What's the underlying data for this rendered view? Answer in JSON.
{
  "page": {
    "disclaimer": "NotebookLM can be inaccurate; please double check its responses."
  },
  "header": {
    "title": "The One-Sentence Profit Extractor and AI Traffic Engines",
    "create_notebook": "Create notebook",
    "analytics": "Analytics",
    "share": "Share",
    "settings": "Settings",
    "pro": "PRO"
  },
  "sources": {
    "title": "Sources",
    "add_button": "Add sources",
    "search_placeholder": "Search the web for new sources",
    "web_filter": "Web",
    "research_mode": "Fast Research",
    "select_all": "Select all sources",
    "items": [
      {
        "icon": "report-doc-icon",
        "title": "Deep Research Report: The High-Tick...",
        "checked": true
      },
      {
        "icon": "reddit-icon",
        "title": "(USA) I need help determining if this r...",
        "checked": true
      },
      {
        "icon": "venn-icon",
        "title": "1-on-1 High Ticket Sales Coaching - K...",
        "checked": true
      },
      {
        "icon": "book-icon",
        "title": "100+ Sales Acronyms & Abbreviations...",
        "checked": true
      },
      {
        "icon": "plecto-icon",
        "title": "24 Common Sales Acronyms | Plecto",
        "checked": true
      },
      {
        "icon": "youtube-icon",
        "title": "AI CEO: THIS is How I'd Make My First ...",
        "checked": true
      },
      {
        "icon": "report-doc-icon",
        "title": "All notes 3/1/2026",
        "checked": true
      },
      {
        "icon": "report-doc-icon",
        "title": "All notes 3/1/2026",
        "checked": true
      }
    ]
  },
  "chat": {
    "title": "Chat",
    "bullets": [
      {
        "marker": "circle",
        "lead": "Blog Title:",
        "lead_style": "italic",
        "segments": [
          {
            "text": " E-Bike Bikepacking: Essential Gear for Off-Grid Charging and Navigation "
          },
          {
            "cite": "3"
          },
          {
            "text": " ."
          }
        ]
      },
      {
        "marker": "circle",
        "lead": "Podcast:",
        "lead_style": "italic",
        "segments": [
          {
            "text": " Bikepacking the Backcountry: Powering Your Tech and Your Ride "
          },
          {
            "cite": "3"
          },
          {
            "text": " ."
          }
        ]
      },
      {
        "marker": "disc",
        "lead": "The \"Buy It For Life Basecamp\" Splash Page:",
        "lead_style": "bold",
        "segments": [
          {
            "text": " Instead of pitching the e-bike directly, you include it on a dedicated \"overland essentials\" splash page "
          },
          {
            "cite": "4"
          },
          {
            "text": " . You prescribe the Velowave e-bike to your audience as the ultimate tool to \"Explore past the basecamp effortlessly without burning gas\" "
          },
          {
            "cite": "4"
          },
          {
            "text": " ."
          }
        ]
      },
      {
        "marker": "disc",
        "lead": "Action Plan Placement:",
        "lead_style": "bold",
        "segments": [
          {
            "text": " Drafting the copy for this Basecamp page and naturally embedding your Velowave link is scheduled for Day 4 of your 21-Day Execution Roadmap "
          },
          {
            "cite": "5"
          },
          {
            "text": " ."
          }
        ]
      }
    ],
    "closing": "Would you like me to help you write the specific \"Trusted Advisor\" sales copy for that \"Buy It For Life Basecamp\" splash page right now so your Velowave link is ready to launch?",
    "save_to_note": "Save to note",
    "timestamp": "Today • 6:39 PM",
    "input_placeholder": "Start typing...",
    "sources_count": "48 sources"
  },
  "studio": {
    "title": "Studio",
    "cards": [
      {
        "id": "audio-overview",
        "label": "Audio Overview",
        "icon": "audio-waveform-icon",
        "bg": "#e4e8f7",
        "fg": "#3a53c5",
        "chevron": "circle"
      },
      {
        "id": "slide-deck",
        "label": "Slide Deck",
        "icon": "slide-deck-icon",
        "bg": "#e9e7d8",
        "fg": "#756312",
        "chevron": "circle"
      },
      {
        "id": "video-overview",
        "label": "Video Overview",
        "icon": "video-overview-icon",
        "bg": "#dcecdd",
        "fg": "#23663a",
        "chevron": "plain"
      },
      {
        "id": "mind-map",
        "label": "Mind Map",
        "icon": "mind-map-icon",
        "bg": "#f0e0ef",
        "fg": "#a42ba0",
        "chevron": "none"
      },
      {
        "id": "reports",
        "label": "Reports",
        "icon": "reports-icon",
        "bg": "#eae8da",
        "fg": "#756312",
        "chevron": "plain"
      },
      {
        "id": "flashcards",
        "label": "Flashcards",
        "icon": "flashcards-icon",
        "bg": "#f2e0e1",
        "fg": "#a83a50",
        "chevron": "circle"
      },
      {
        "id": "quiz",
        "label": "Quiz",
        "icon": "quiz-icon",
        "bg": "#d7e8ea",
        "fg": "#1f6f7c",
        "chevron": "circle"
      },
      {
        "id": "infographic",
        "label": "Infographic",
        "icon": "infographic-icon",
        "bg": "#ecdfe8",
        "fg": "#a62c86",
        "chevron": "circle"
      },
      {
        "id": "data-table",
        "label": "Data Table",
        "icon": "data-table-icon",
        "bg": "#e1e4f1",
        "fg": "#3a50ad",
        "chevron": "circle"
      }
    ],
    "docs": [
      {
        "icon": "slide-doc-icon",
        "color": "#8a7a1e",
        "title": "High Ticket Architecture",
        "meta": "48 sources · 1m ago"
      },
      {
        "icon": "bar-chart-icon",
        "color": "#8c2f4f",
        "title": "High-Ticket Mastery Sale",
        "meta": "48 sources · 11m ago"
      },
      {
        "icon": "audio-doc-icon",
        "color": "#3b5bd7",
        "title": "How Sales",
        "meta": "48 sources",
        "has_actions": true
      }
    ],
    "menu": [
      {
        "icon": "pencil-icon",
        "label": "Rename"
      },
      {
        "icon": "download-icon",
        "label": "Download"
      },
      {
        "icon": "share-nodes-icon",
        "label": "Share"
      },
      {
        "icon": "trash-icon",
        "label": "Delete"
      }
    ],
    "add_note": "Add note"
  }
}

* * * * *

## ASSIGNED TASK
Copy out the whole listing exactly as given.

## SOLUTION TO THIS PROBLEM
What's the underlying data for this rendered view? Answer in JSON.
{
  "page": {
    "disclaimer": "NotebookLM can be inaccurate; please double check its responses."
  },
  "header": {
    "title": "The One-Sentence Profit Extractor and AI Traffic Engines",
    "create_notebook": "Create notebook",
    "analytics": "Analytics",
    "share": "Share",
    "settings": "Settings",
    "pro": "PRO"
  },
  "sources": {
    "title": "Sources",
    "add_button": "Add sources",
    "search_placeholder": "Search the web for new sources",
    "web_filter": "Web",
    "research_mode": "Fast Research",
    "select_all": "Select all sources",
    "items": [
      {
        "icon": "report-doc-icon",
        "title": "Deep Research Report: The High-Tick...",
        "checked": true
      },
      {
        "icon": "reddit-icon",
        "title": "(USA) I need help determining if this r...",
        "checked": true
      },
      {
        "icon": "venn-icon",
        "title": "1-on-1 High Ticket Sales Coaching - K...",
        "checked": true
      },
      {
        "icon": "book-icon",
        "title": "100+ Sales Acronyms & Abbreviations...",
        "checked": true
      },
      {
        "icon": "plecto-icon",
        "title": "24 Common Sales Acronyms | Plecto",
        "checked": true
      },
      {
        "icon": "youtube-icon",
        "title": "AI CEO: THIS is How I'd Make My First ...",
        "checked": true
      },
      {
        "icon": "report-doc-icon",
        "title": "All notes 3/1/2026",
        "checked": true
      },
      {
        "icon": "report-doc-icon",
        "title": "All notes 3/1/2026",
        "checked": true
      }
    ]
  },
  "chat": {
    "title": "Chat",
    "bullets": [
      {
        "marker": "circle",
        "lead": "Blog Title:",
        "lead_style": "italic",
        "segments": [
          {
            "text": " E-Bike Bikepacking: Essential Gear for Off-Grid Charging and Navigation "
          },
          {
            "cite": "3"
          },
          {
            "text": " ."
          }
        ]
      },
      {
        "marker": "circle",
        "lead": "Podcast:",
        "lead_style": "italic",
        "segments": [
          {
            "text": " Bikepacking the Backcountry: Powering Your Tech and Your Ride "
          },
          {
            "cite": "3"
          },
          {
            "text": " ."
          }
        ]
      },
      {
        "marker": "disc",
        "lead": "The \"Buy It For Life Basecamp\" Splash Page:",
        "lead_style": "bold",
        "segments": [
          {
            "text": " Instead of pitching the e-bike directly, you include it on a dedicated \"overland essentials\" splash page "
          },
          {
            "cite": "4"
          },
          {
            "text": " . You prescribe the Velowave e-bike to your audience as the ultimate tool to \"Explore past the basecamp effortlessly without burning gas\" "
          },
          {
            "cite": "4"
          },
          {
            "text": " ."
          }
        ]
      },
      {
        "marker": "disc",
        "lead": "Action Plan Placement:",
        "lead_style": "bold",
        "segments": [
          {
            "text": " Drafting the copy for this Basecamp page and naturally embedding your Velowave link is scheduled for Day 4 of your 21-Day Execution Roadmap "
          },
          {
            "cite": "5"
          },
          {
            "text": " ."
          }
        ]
      }
    ],
    "closing": "Would you like me to help you write the specific \"Trusted Advisor\" sales copy for that \"Buy It For Life Basecamp\" splash page right now so your Velowave link is ready to launch?",
    "save_to_note": "Save to note",
    "timestamp": "Today • 6:39 PM",
    "input_placeholder": "Start typing...",
    "sources_count": "48 sources"
  },
  "studio": {
    "title": "Studio",
    "cards": [
      {
        "id": "audio-overview",
        "label": "Audio Overview",
        "icon": "audio-waveform-icon",
        "bg": "#e4e8f7",
        "fg": "#3a53c5",
        "chevron": "circle"
      },
      {
        "id": "slide-deck",
        "label": "Slide Deck",
        "icon": "slide-deck-icon",
        "bg": "#e9e7d8",
        "fg": "#756312",
        "chevron": "circle"
      },
      {
        "id": "video-overview",
        "label": "Video Overview",
        "icon": "video-overview-icon",
        "bg": "#dcecdd",
        "fg": "#23663a",
        "chevron": "plain"
      },
      {
        "id": "mind-map",
        "label": "Mind Map",
        "icon": "mind-map-icon",
        "bg": "#f0e0ef",
        "fg": "#a42ba0",
        "chevron": "none"
      },
      {
        "id": "reports",
        "label": "Reports",
        "icon": "reports-icon",
        "bg": "#eae8da",
        "fg": "#756312",
        "chevron": "plain"
      },
      {
        "id": "flashcards",
        "label": "Flashcards",
        "icon": "flashcards-icon",
        "bg": "#f2e0e1",
        "fg": "#a83a50",
        "chevron": "circle"
      },
      {
        "id": "quiz",
        "label": "Quiz",
        "icon": "quiz-icon",
        "bg": "#d7e8ea",
        "fg": "#1f6f7c",
        "chevron": "circle"
      },
      {
        "id": "infographic",
        "label": "Infographic",
        "icon": "infographic-icon",
        "bg": "#ecdfe8",
        "fg": "#a62c86",
        "chevron": "circle"
      },
      {
        "id": "data-table",
        "label": "Data Table",
        "icon": "data-table-icon",
        "bg": "#e1e4f1",
        "fg": "#3a50ad",
        "chevron": "circle"
      }
    ],
    "docs": [
      {
        "icon": "slide-doc-icon",
        "color": "#8a7a1e",
        "title": "High Ticket Architecture",
        "meta": "48 sources · 1m ago"
      },
      {
        "icon": "bar-chart-icon",
        "color": "#8c2f4f",
        "title": "High-Ticket Mastery Sale",
        "meta": "48 sources · 11m ago"
      },
      {
        "icon": "audio-doc-icon",
        "color": "#3b5bd7",
        "title": "How Sales",
        "meta": "48 sources",
        "has_actions": true
      }
    ],
    "menu": [
      {
        "icon": "pencil-icon",
        "label": "Rename"
      },
      {
        "icon": "download-icon",
        "label": "Download"
      },
      {
        "icon": "share-nodes-icon",
        "label": "Share"
      },
      {
        "icon": "trash-icon",
        "label": "Delete"
      }
    ],
    "add_note": "Add note"
  }
}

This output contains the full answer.